“The board in this case saw ambiguity in the language of the act where there is none; purported to distinguish Paquette; and favoured an interpretation of the ESA that accomplishes the opposite of what the Supreme Court directed. Instead of extending the protections of the ESA to as many employees as possible while remaining true to the words of the act, the board favoured an interpretation that directly undermines that purpose. Rather than narrowly interpreting the payroll exemption and limiting it to truly small enterprises, the board interpreted it broadly, allowing some large national or multinational corporations to avoid paying severance pay to long-service employees.”
Takeaways for employers
Until this decision, many people didn’t follow the Paquette decision, even though it was “carefully reasoned and detailed,” says Michael Comartin, partner in the Toronto office of Ogletree Deakins.
“There’s nothing in the legislation that really tells you whether that meant Ontario payroll, or national, or international or anything else. It just says all the employers’ employees, and there’s even a calculation section that doesn’t tell you anything about that.”
But large multinational employers that may have five people in Ontario, for example, and thousands of employees in Europe should take note, he says.
“That’s the type of company that needs to be concerned by this decision or needs to consider this decision carefully, because they may now be subject to severance pay by virtue of their employees in provinces or other countries. That’s really the group that’s impacted by this,” says Comartin. “Are we going to get to the point where we start piercing veils and start chasing payrolls in other countries?”
The other challenge is if an employee takes the position that you’re a severance pay employer because you have entities outside Ontario and payroll would be over $2.5 million if those were combined, says Schwartz.

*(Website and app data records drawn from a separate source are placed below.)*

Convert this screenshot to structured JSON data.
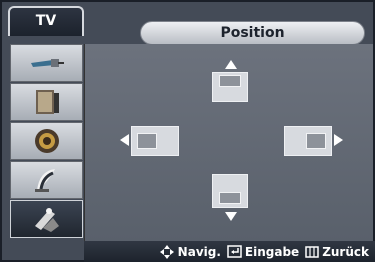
{
  "header": {
    "tab_label": "TV",
    "title": "Position"
  },
  "sidebar": {
    "items": [
      {
        "icon": "antenna-icon"
      },
      {
        "icon": "display-icon"
      },
      {
        "icon": "speaker-icon"
      },
      {
        "icon": "satellite-dish-icon"
      },
      {
        "icon": "tools-icon",
        "active": true
      }
    ]
  },
  "position_controls": {
    "directions": [
      "up",
      "left",
      "right",
      "down"
    ]
  },
  "footer": {
    "navigate_label": "Navig.",
    "enter_label": "Eingabe",
    "back_label": "Zurück"
  }
}
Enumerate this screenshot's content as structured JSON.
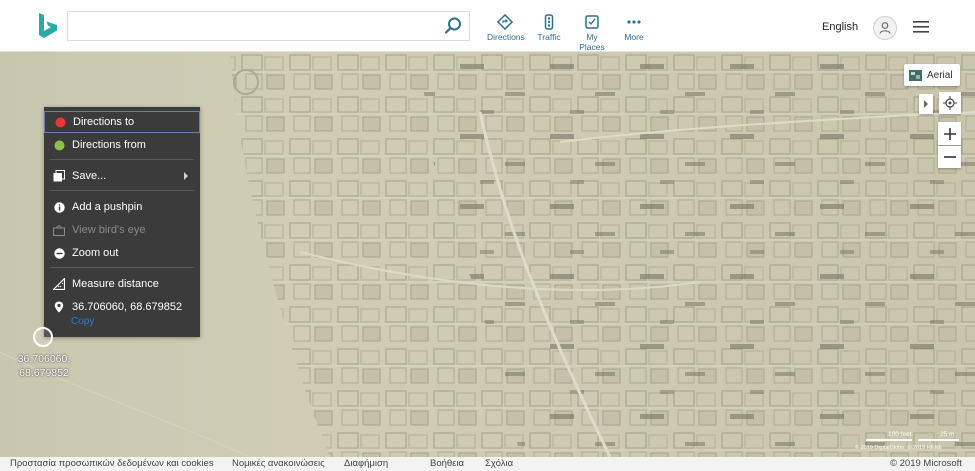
{
  "header": {
    "logo": "bing-logo-icon",
    "search": {
      "value": "",
      "placeholder": ""
    },
    "nav": [
      {
        "label": "Directions",
        "icon": "directions-icon"
      },
      {
        "label": "Traffic",
        "icon": "traffic-icon"
      },
      {
        "label": "My Places",
        "icon": "my-places-icon"
      },
      {
        "label": "More",
        "icon": "more-icon"
      }
    ],
    "language": "English",
    "accent_color": "#2f6f8f"
  },
  "context_menu": {
    "items": [
      {
        "label": "Directions to",
        "icon": "red-dot-icon",
        "color": "#e53935",
        "state": "selected"
      },
      {
        "label": "Directions from",
        "icon": "green-dot-icon",
        "color": "#8bc34a",
        "state": "normal"
      },
      {
        "label": "Save...",
        "icon": "save-icon",
        "state": "submenu"
      },
      {
        "label": "Add a pushpin",
        "icon": "info-icon",
        "state": "normal"
      },
      {
        "label": "View bird's eye",
        "icon": "birds-eye-icon",
        "state": "disabled"
      },
      {
        "label": "Zoom out",
        "icon": "zoom-out-icon",
        "state": "normal"
      },
      {
        "label": "Measure distance",
        "icon": "ruler-icon",
        "state": "normal"
      },
      {
        "label": "36.706060, 68.679852",
        "icon": "location-pin-icon",
        "state": "normal"
      }
    ],
    "copy_label": "Copy"
  },
  "map": {
    "coord_label_line1": "36.706060,",
    "coord_label_line2": "68.679852",
    "style_button": "Aerial",
    "scale_ft": "100 feet",
    "scale_m": "25 m",
    "imagery_credit": "© 2019 DigitalGlobe, © 2019 HERE"
  },
  "footer": {
    "links": [
      "Προστασία προσωπικών δεδομένων και cookies",
      "Νομικές ανακοινώσεις",
      "Διαφήμιση",
      "Βοήθεια",
      "Σχόλια"
    ],
    "copyright": "© 2019 Microsoft"
  }
}
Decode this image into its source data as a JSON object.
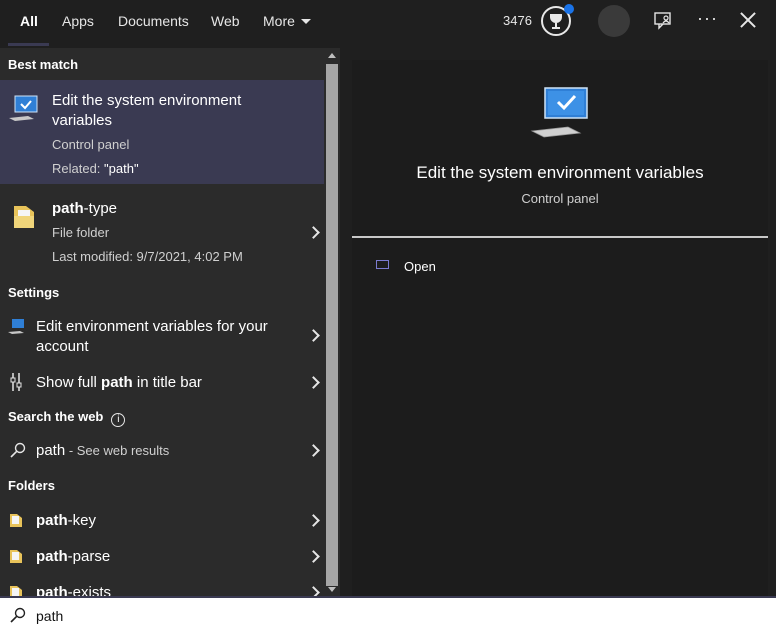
{
  "tabs": [
    {
      "label": "All"
    },
    {
      "label": "Apps"
    },
    {
      "label": "Documents"
    },
    {
      "label": "Web"
    },
    {
      "label": "More"
    }
  ],
  "rewards_points": "3476",
  "sections": {
    "best_match": "Best match",
    "settings": "Settings",
    "search_the_web": "Search the web",
    "folders": "Folders"
  },
  "best_match": {
    "title_line1": "Edit the system environment",
    "title_line2": "variables",
    "category": "Control panel",
    "related_prefix": "Related: ",
    "related_term": "\"path\""
  },
  "folder_result": {
    "title_match": "path",
    "title_rest": "-type",
    "kind": "File folder",
    "modified": "Last modified: 9/7/2021, 4:02 PM"
  },
  "settings_items": [
    {
      "line1": "Edit environment variables for your",
      "line2": "account"
    },
    {
      "pre": "Show full ",
      "match": "path",
      "post": " in title bar"
    }
  ],
  "web_result": {
    "query": "path",
    "suffix": " - See web results"
  },
  "folder_items": [
    {
      "match": "path",
      "rest": "-key"
    },
    {
      "match": "path",
      "rest": "-parse"
    },
    {
      "match": "path",
      "rest": "-exists"
    }
  ],
  "detail": {
    "title": "Edit the system environment variables",
    "subtitle": "Control panel",
    "action_open": "Open"
  },
  "search": {
    "value": "path"
  },
  "colors": {
    "accent": "#3a3a52",
    "panel": "#2b2b2b",
    "background": "#1f1f1f"
  }
}
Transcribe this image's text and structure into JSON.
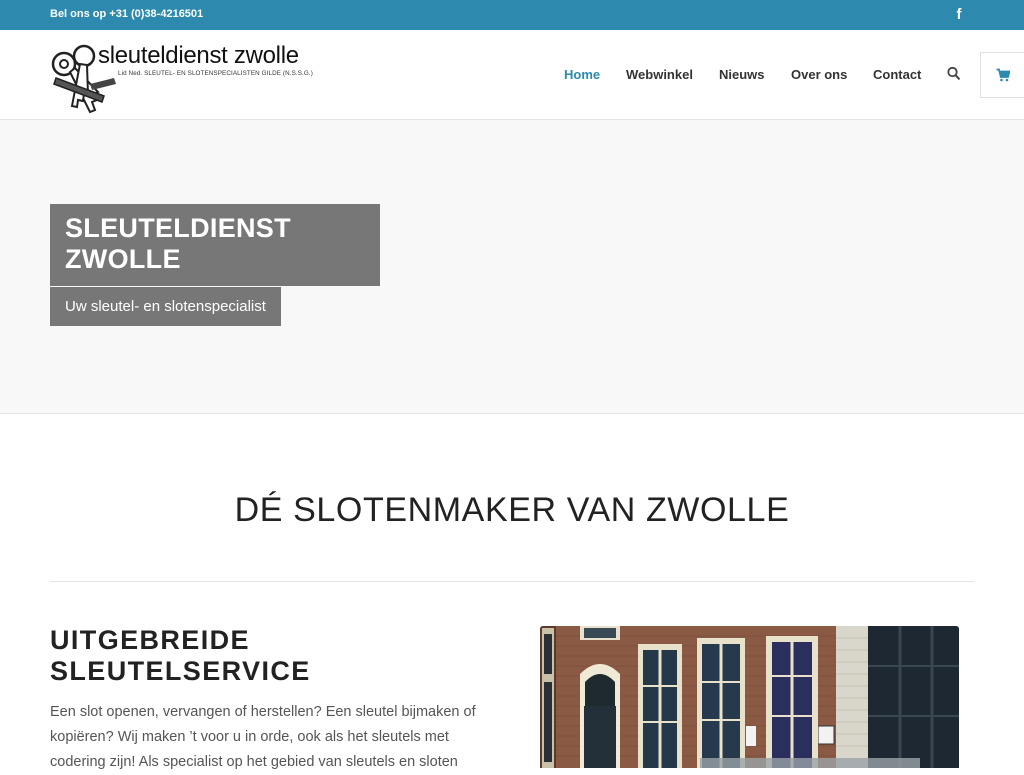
{
  "topbar": {
    "phone": "Bel ons op +31 (0)38-4216501",
    "social_icon": "facebook-icon"
  },
  "logo": {
    "title": "sleuteldienst zwolle",
    "subtitle": "Lid Ned. SLEUTEL- EN SLOTENSPECIALISTEN GILDE (N.S.S.G.)",
    "icon": "keys-icon"
  },
  "nav": {
    "items": [
      {
        "label": "Home",
        "active": true
      },
      {
        "label": "Webwinkel",
        "active": false
      },
      {
        "label": "Nieuws",
        "active": false
      },
      {
        "label": "Over ons",
        "active": false
      },
      {
        "label": "Contact",
        "active": false
      }
    ],
    "search_icon": "search-icon",
    "cart_icon": "cart-icon"
  },
  "hero": {
    "title_line1": "SLEUTELDIENST",
    "title_line2": "ZWOLLE",
    "subtitle": "Uw sleutel- en slotenspecialist"
  },
  "section": {
    "heading": "DÉ SLOTENMAKER VAN ZWOLLE"
  },
  "service": {
    "title_line1": "UITGEBREIDE",
    "title_line2": "SLEUTELSERVICE",
    "text": "Een slot openen, vervangen of herstellen? Een sleutel bijmaken of  kopiëren? Wij maken ’t voor u in orde, ook als het sleutels met codering zijn! Als specialist op het gebied van sleutels en sloten"
  },
  "colors": {
    "brand": "#2d8aae",
    "hero_box": "#777777",
    "hero_bg": "#f8f8f8"
  }
}
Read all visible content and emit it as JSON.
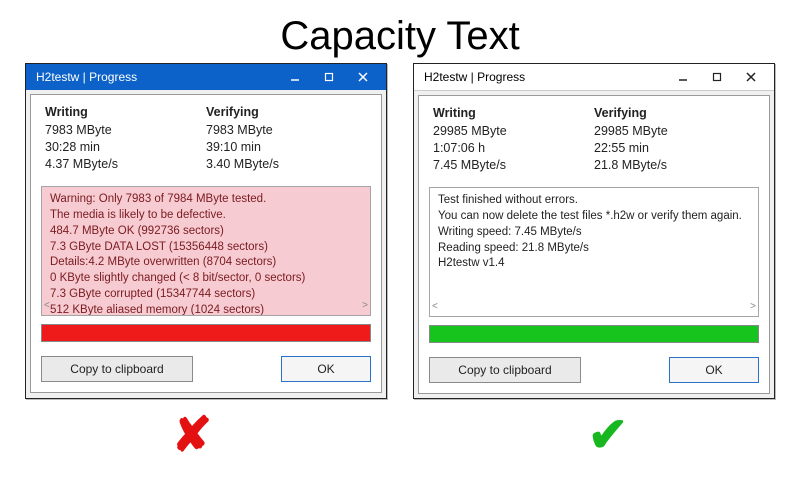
{
  "pageTitle": "Capacity Text",
  "left": {
    "title": "H2testw | Progress",
    "stats": {
      "writing": {
        "header": "Writing",
        "bytes": "7983 MByte",
        "time": "30:28 min",
        "rate": "4.37 MByte/s"
      },
      "verifying": {
        "header": "Verifying",
        "bytes": "7983 MByte",
        "time": "39:10 min",
        "rate": "3.40 MByte/s"
      }
    },
    "log": [
      "Warning: Only 7983 of 7984 MByte tested.",
      "The media is likely to be defective.",
      "484.7 MByte OK (992736 sectors)",
      "7.3 GByte DATA LOST (15356448 sectors)",
      "Details:4.2 MByte overwritten (8704 sectors)",
      "0 KByte slightly changed (< 8 bit/sector, 0 sectors)",
      "7.3 GByte corrupted (15347744 sectors)",
      "512 KByte aliased memory (1024 sectors)"
    ],
    "buttons": {
      "copy": "Copy to clipboard",
      "ok": "OK"
    },
    "mark": "✘"
  },
  "right": {
    "title": "H2testw | Progress",
    "stats": {
      "writing": {
        "header": "Writing",
        "bytes": "29985 MByte",
        "time": "1:07:06 h",
        "rate": "7.45 MByte/s"
      },
      "verifying": {
        "header": "Verifying",
        "bytes": "29985 MByte",
        "time": "22:55 min",
        "rate": "21.8 MByte/s"
      }
    },
    "log": [
      "Test finished without errors.",
      "You can now delete the test files *.h2w or verify them again.",
      "Writing speed: 7.45 MByte/s",
      "Reading speed: 21.8 MByte/s",
      "H2testw v1.4"
    ],
    "buttons": {
      "copy": "Copy to clipboard",
      "ok": "OK"
    },
    "mark": "✔"
  },
  "colors": {
    "titlebarBlue": "#0c62c8",
    "barRed": "#ef1b1b",
    "barGreen": "#17c41d",
    "markRed": "#e31111",
    "markGreen": "#17b81f"
  }
}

“So, when you’re terminating an employee, if your view is that the two different entities are sufficiently different, and don’t really work in tandem with each other... you might not pay that out,” he says.
“[But] if you choose to wait for a judge to tell you if you’re right or wrong, there’s a possibility that the judge could award punitive damages because you withheld employment standards entitlements up to the date of trial. So, it’s a risky play for an employer. And I think some employers might end up erring on the side of paying it out, even if they have a legitimate defence that the two entities are not one and shouldn’t be treated as one.”
The good news for employers is that this recent decision shouldn’t invalidate a well-drafted termination provision, says Comartin.
“The best course of action, even before Hawkes, would have been when drafting a termination provision to include all of the potential rights under the Employment Standards Act… mentioning severance pay.”